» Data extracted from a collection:
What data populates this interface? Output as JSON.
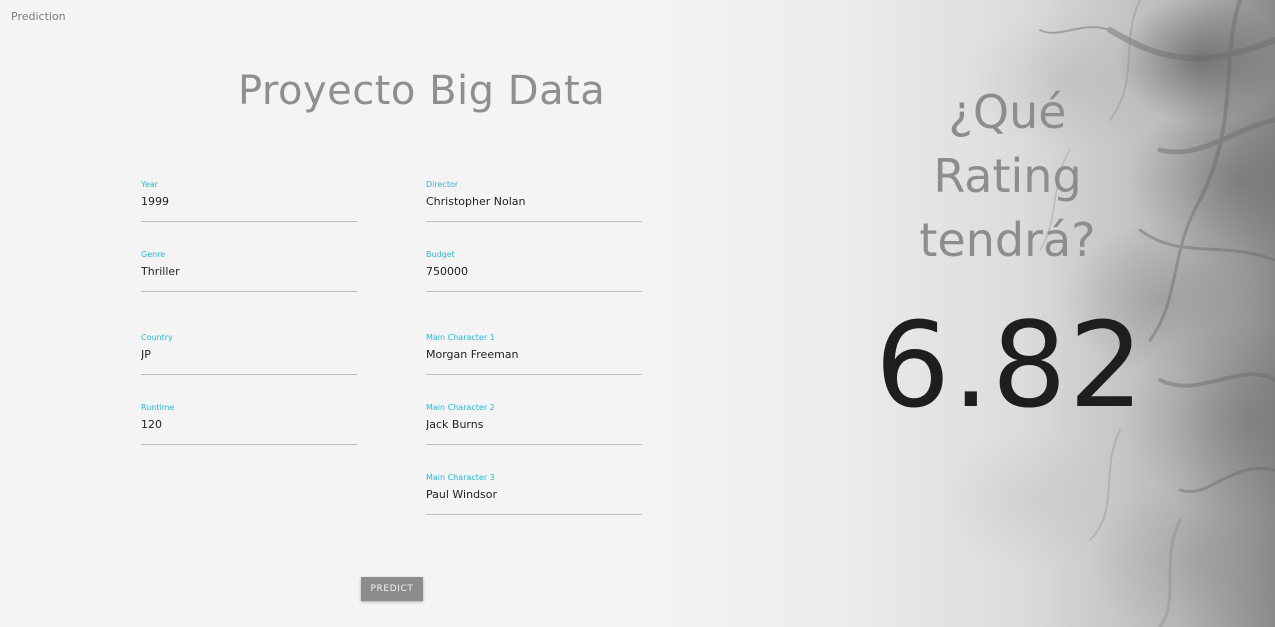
{
  "app": {
    "title": "Prediction"
  },
  "page": {
    "title": "Proyecto Big Data"
  },
  "form": {
    "year": {
      "label": "Year",
      "value": "1999"
    },
    "director": {
      "label": "Director",
      "value": "Christopher Nolan"
    },
    "genre": {
      "label": "Genre",
      "value": "Thriller"
    },
    "budget": {
      "label": "Budget",
      "value": "750000"
    },
    "country": {
      "label": "Country",
      "value": "JP"
    },
    "main_character_1": {
      "label": "Main Character 1",
      "value": "Morgan Freeman"
    },
    "runtime": {
      "label": "Runtime",
      "value": "120"
    },
    "main_character_2": {
      "label": "Main Character 2",
      "value": "Jack Burns"
    },
    "main_character_3": {
      "label": "Main Character 3",
      "value": "Paul Windsor"
    },
    "predict_label": "PREDICT"
  },
  "hero": {
    "question_line1": "¿Qué",
    "question_line2": "Rating",
    "question_line3": "tendrá?",
    "result": "6.82"
  },
  "colors": {
    "accent_label": "#2bb8d6",
    "button_bg": "#8c8c8c",
    "title": "#8f8f8f",
    "result": "#1e1e1e"
  }
}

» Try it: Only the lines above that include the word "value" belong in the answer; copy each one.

» Solution below:
      "value": "1999"
      "value": "Christopher Nolan"
      "value": "Thriller"
      "value": "750000"
      "value": "JP"
      "value": "Morgan Freeman"
      "value": "120"
      "value": "Jack Burns"
      "value": "Paul Windsor"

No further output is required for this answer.